Fulks also notes this preseason schedule as one reason her team does not need a loss to wake them up or help them focus. They’ve lost already. “They’re also really competitive,” adds Fulks. “They take losing in practice just as hard as losing in games and it motivates them to play better the next day.”
It’s no surprise that depth is a key factor across the board with our remaining undefeated teams – maintaining a high level of competition is essential to consistency.
“This is the deepest team of any of my really good teams here,” says Wisconsin Lutheran coach Klay Knueppel, “and we work really hard to bring Top 25 teams into our tournament every year.”
This year the Warriors beat WashU in that tournament, then went on the road to defeat Millikin and Chicago, all big-name programs, two with national championship banners. “After the Chicago game, I told the players they would understand just how big these wins are,” says Kneuppel. “We’ve only been around 30 years, to beat these schools with 100 years of history and so many resources is a big deal.”
For many of these teams, a long undefeated streak is a signal they’re ready to break into the next tier of programs. Transylvania took their show on the road and beat Tufts. Webster and Wisconsin Lutheran have significantly separated themselves from their conference opponents and will be really difficult draws come NCAA Tournament time.
For our final undefeated team, long winning streaks are old hat, but they are hoping this ones leads to the breakthrough they’ve been working for a long time. Under Bill Broderick, the Christopher Newport Captains have had seven double digit win streaks and are currently riding a 34-game streak that stretches to 2019.
“It was very cool the first time,” says Broderick, “This time we did not really pay much attention to it. When we hit 31, we broke the women’s basketball record that was set before I got here and now, I think, we have the longest win streak in any sport at school. It does not feel too different, though. We’re focused on other things. ”
This is the goal – for a coach to be able to say “we do not think about wins and losses” and you actually believe them. It’s basketball’s version of zen. In the moment. Focused on process. Obsessed with getting the little things right.
I asked Hope’s Brian Morehouse his thoughts on being undefeated now that their 61-game streak has come to an end. He said: “I do not think it impacted the way we prepare or practice at all. We are not changing anything just because we had an outcome we did not want. It’s go time, not look back time. ”

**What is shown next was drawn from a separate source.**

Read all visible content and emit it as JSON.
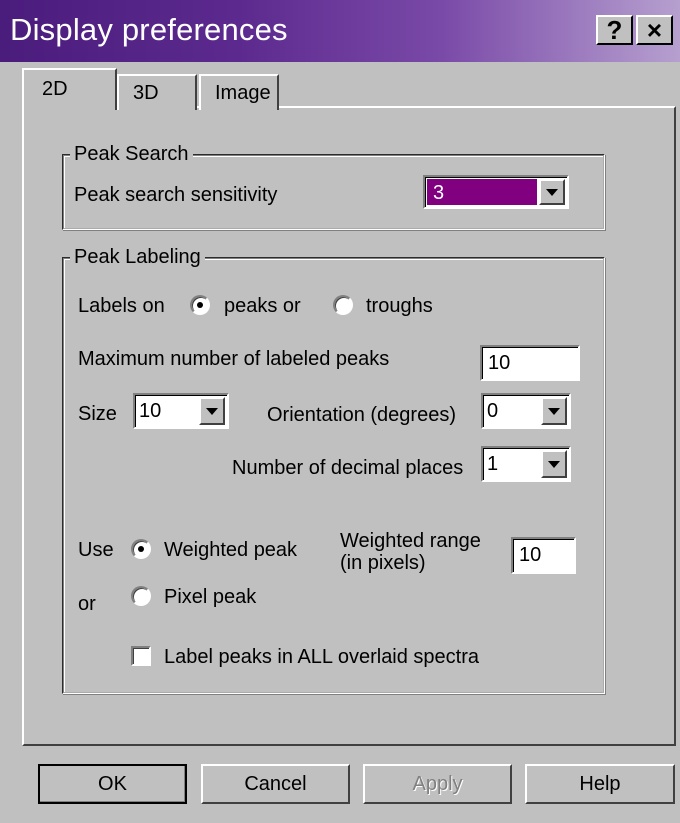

Win streaks are lots of fun for fans. They garner attention, which helps the program, and while they represent a lot of hard work, they also represent some measure of luck. There are fourteen teams in Division III with one loss – half of them by five points or less. The margin is very thin. If that’s the way you measure success, you’re going to spend a lot of time very frustrated.
The final piece of the puzzle is to have fun or at least enjoy the process. Playing basketball and succeeding on the level of these teams takes a lot of work, but if it only feels like work, why are you doing it? Knueppel notes that once his team’s streak started getting pretty big, once they’d had big wins and were in the rankings, there was a sense of tension and pressure, but they’ve worked through it and learned to enjoy what they’re accomplishing together.

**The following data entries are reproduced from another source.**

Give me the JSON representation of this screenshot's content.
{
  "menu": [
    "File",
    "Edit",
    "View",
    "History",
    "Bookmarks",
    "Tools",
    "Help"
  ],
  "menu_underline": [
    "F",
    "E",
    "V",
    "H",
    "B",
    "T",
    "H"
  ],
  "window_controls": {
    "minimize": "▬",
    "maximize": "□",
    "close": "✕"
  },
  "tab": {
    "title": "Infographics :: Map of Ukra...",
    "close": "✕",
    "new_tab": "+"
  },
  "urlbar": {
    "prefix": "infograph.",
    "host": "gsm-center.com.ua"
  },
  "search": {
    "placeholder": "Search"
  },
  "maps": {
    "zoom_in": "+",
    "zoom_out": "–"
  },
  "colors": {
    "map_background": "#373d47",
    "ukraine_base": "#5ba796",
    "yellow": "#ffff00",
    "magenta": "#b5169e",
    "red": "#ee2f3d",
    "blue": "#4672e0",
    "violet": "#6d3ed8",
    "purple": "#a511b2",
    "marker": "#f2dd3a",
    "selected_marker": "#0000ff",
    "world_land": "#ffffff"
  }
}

The first thing I heard Ryan Turell say after IWU ended Yeshiva’s much celebrated 50-win streak was, “We got beat. We’ll get better. ” Even Broderick notes, “If we’re playing as well as we can and someone beats us, I can sleep at night.”
The reality is: there’s no secret sauce. Experience helps. Winning does, often, beget winning, but not because of the winning itself – because of the culture that supports it. Only one team ends with a win, pandemics notwithstanding, and every one of these teams (and 900 others) will fight like hell to get there. But I doubt a single one of them will miss the opportunity to truly enjoy the process.